On Friday I hiked 4.3 km at Naftel’s Creek Conservation area.  I followed the trail close to the creek and saw one fish that had so far escaped the fishermen’s lures.  I am always amazed at how fish manage to navigate up the creek as there are so many windfalls etc. blocking the way upstream.  I noticed quite a lot of red oak acorns on the blue trail.  I suspect this must be a “mast” year.  A mast year is when trees such as beech and oaks produce a very large crop of nuts or acorns.  The term “mast” apparently comes from an old English word meaning fat or food.   By producing a huge crop there is too much food for squirrels and pigs to eat so more acorns are likely to become saplings.  However I have never seen beech nuts in Huron County but beech nuts were a common sight when I lived in England.

On Thursday Sept 17th  as I had not checked their website so we found that Wawanosh Nature trails were closed as they were removing the invasive buckthorns. Therefore we went to the Redmond  Tract and explored many loops and so at one point we wondered if we were lost ( O4 on the bingo card).
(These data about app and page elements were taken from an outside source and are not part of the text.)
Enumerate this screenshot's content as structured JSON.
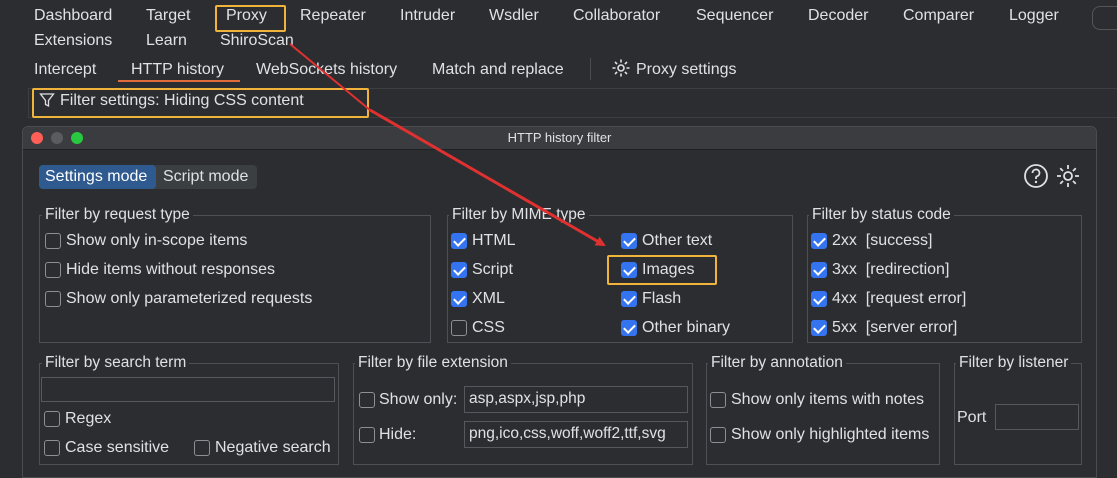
{
  "top_tabs": [
    "Dashboard",
    "Target",
    "Proxy",
    "Repeater",
    "Intruder",
    "Wsdler",
    "Collaborator",
    "Sequencer",
    "Decoder",
    "Comparer",
    "Logger"
  ],
  "top_tabs_row2": [
    "Extensions",
    "Learn",
    "ShiroScan"
  ],
  "sub_tabs": [
    "Intercept",
    "HTTP history",
    "WebSockets history",
    "Match and replace"
  ],
  "proxy_settings_label": "Proxy settings",
  "filter_settings_label": "Filter settings: Hiding CSS content",
  "dialog": {
    "title": "HTTP history filter",
    "mode_settings": "Settings mode",
    "mode_script": "Script mode",
    "request_type": {
      "legend": "Filter by request type",
      "items": [
        {
          "label": "Show only in-scope items",
          "checked": false
        },
        {
          "label": "Hide items without responses",
          "checked": false
        },
        {
          "label": "Show only parameterized requests",
          "checked": false
        }
      ]
    },
    "mime_type": {
      "legend": "Filter by MIME type",
      "col1": [
        {
          "label": "HTML",
          "checked": true
        },
        {
          "label": "Script",
          "checked": true
        },
        {
          "label": "XML",
          "checked": true
        },
        {
          "label": "CSS",
          "checked": false
        }
      ],
      "col2": [
        {
          "label": "Other text",
          "checked": true
        },
        {
          "label": "Images",
          "checked": true
        },
        {
          "label": "Flash",
          "checked": true
        },
        {
          "label": "Other binary",
          "checked": true
        }
      ]
    },
    "status_code": {
      "legend": "Filter by status code",
      "items": [
        {
          "label": "2xx  [success]",
          "checked": true
        },
        {
          "label": "3xx  [redirection]",
          "checked": true
        },
        {
          "label": "4xx  [request error]",
          "checked": true
        },
        {
          "label": "5xx  [server error]",
          "checked": true
        }
      ]
    },
    "search_term": {
      "legend": "Filter by search term",
      "value": "",
      "regex": "Regex",
      "case_sensitive": "Case sensitive",
      "negative_search": "Negative search"
    },
    "file_extension": {
      "legend": "Filter by file extension",
      "show_only_label": "Show only:",
      "show_only_value": "asp,aspx,jsp,php",
      "hide_label": "Hide:",
      "hide_value": "png,ico,css,woff,woff2,ttf,svg"
    },
    "annotation": {
      "legend": "Filter by annotation",
      "notes": "Show only items with notes",
      "highlighted": "Show only highlighted items"
    },
    "listener": {
      "legend": "Filter by listener",
      "port_label": "Port",
      "port_value": ""
    }
  },
  "colors": {
    "accent": "#3574f0",
    "highlight": "#f0b43c",
    "arrow": "#e03131"
  }
}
This is the time of year when you are most likely to be stung by yellow jackets or wasps. They often nest in holes on the ground and the first sign is when you step on the hole and they come out and sting you.  It is interesting that on the reroute in the Robertson Tract some hikers have been bothered by wasps, but although I have walked it many times I have never been bothered.

One afternoon I was surprised by a groundhog dashing right in front of me as it left a soybean field, this was the first groundhog I have seen for a long time. I still see some Monarch butterflies, but the hummingbirds seem to have left for the south. When checking out an egret at Forester’s bridge, I did not get a good look at it before it flew away but saw two leopard frogs.

Notes  Hikers are expected to be socially distant from others

The Woodland Arboretum Nature trail is closed across the bridge at the pond for an unknown time.

There is now a reroute on Maitland Trail between 9.6 and 10.2 km. This directs hikers onto Black Hole road until rejoining the old trail near River Bend.

Turkey Hunting season is Oct 1-31st  for bow hunting, Oct 13-25th for gun hunting, when the Bayfield Woodland trail will be closed.

The logging at Lobbs is now not expected until after the Soy bean crop has been harvested.

Saturday October 18th at 9 a.m. Hike the Hullett Sugar Bush trails.  Meet at 80602 Wildlife Line for a hike of about 1 ½.  Bring your own pen to sign the waiver sheet.  Leader Patrick Capper.

Saturday  Oct 25th at 2 p.m.  Join the Bayfield Trail Association for a hike at Naftel’s

Tuesday Trompers meet at 9 a.m. every week at different trails for a one hour hike.

Uneven day hikers meet at 8:30a.m. for 1 ½ to 2 hour hike on Wednesday or Thursday whichever has an odd date, e.g Thursday October 1st.  Contact pcapper.

If you have questions or something of interest for Trail Talk email me Patrick Capper at